[Entries from a dataset of interfaces]

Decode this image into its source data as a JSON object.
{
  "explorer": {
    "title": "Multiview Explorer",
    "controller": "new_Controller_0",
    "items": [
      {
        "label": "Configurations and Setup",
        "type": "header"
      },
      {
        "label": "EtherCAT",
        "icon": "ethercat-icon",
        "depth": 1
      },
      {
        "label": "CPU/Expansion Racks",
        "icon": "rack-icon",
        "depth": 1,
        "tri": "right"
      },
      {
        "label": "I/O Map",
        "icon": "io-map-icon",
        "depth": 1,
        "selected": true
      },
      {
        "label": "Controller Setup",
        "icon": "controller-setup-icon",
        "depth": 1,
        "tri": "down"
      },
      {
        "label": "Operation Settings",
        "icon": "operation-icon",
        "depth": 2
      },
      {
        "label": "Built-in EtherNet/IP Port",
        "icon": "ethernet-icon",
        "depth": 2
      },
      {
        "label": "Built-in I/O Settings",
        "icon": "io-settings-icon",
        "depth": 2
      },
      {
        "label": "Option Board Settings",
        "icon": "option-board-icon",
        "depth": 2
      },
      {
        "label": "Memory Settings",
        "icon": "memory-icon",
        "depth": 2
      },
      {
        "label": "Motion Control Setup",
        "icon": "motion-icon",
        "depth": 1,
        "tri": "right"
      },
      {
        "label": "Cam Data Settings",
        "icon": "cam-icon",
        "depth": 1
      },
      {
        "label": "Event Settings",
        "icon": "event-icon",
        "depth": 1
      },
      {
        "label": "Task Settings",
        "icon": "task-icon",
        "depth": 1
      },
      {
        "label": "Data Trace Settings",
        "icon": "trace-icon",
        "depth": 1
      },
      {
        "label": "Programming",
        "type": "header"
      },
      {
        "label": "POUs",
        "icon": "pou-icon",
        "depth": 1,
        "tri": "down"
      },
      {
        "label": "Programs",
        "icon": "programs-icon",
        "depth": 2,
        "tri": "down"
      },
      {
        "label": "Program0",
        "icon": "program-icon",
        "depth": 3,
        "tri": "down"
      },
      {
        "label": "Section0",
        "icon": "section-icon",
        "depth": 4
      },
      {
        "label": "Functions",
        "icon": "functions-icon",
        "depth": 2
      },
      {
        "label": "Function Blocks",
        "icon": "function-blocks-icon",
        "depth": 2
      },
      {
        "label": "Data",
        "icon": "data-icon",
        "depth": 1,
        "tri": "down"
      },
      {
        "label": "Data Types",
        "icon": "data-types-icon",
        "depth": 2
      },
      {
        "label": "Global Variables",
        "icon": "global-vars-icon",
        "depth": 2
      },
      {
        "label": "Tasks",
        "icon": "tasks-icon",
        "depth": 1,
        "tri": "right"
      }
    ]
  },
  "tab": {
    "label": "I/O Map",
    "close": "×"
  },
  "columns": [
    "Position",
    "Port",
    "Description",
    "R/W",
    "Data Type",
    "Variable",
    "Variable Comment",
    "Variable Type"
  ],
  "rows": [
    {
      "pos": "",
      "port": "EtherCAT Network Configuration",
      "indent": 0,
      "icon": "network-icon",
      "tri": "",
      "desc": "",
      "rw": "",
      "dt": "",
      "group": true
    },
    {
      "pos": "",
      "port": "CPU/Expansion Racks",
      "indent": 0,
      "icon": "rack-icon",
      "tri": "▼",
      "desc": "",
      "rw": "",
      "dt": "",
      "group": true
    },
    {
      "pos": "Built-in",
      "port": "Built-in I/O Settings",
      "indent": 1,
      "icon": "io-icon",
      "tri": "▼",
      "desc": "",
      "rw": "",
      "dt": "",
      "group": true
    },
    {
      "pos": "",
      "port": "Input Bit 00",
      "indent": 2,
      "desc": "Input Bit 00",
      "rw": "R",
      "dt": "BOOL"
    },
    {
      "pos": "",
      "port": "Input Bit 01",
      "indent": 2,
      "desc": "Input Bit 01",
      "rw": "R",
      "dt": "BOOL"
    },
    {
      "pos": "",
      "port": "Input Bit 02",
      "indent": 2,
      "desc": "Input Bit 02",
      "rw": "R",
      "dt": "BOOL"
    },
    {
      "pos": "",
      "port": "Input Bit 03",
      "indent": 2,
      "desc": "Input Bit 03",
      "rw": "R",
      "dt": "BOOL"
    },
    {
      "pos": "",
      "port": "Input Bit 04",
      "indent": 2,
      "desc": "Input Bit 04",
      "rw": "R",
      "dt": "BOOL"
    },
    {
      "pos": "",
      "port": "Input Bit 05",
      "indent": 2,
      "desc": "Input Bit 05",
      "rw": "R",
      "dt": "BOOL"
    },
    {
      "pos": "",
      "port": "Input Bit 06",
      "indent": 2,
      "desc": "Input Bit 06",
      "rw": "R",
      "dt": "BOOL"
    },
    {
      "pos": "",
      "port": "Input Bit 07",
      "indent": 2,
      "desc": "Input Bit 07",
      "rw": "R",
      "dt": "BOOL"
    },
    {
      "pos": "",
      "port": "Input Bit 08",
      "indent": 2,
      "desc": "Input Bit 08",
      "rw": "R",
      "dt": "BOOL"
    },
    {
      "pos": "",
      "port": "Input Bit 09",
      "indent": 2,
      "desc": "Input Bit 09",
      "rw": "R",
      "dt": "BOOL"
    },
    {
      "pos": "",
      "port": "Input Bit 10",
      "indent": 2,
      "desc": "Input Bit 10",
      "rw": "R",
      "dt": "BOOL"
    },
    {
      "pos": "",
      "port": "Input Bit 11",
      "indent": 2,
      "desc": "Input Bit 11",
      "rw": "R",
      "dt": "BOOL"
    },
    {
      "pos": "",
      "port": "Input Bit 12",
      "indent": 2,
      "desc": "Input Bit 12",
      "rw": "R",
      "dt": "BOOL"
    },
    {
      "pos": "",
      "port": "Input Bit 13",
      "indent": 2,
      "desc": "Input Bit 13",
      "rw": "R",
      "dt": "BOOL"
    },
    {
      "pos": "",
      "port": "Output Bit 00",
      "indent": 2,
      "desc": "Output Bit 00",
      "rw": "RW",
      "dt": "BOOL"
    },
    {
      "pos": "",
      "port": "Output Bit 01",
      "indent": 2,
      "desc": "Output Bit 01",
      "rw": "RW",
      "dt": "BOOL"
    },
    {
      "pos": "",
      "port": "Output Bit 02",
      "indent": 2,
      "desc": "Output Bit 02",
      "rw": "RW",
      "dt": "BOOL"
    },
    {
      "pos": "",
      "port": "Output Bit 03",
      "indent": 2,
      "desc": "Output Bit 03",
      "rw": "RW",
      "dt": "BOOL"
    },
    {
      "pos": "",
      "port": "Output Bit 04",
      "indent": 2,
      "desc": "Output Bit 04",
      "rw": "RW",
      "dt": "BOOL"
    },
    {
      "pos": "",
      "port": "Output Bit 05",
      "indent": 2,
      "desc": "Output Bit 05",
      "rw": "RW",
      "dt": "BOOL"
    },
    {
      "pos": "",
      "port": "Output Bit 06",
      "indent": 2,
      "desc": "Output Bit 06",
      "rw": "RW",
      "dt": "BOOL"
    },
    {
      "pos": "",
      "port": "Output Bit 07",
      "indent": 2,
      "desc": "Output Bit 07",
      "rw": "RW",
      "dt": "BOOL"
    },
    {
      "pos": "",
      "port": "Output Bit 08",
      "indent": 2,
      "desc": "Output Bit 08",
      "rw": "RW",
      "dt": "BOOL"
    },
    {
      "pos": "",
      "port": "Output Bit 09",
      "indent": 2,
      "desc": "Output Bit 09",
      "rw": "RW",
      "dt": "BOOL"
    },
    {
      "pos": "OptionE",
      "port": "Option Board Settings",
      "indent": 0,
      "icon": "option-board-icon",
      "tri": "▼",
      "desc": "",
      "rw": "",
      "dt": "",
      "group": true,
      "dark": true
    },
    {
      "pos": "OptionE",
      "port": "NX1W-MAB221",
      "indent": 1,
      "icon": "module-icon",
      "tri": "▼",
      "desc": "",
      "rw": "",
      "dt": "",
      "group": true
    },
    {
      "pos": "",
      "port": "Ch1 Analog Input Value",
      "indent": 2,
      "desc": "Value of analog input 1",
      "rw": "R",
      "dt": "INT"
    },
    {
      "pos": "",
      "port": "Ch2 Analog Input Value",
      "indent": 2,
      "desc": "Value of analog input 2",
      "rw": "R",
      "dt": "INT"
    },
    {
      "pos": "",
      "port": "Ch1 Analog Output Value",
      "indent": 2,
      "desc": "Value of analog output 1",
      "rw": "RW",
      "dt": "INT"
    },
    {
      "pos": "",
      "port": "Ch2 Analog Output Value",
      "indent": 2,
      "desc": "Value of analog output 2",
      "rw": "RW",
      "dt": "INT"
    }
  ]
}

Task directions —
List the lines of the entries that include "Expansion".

Written response —
        "label": "CPU/Expansion Racks",
      "port": "CPU/Expansion Racks",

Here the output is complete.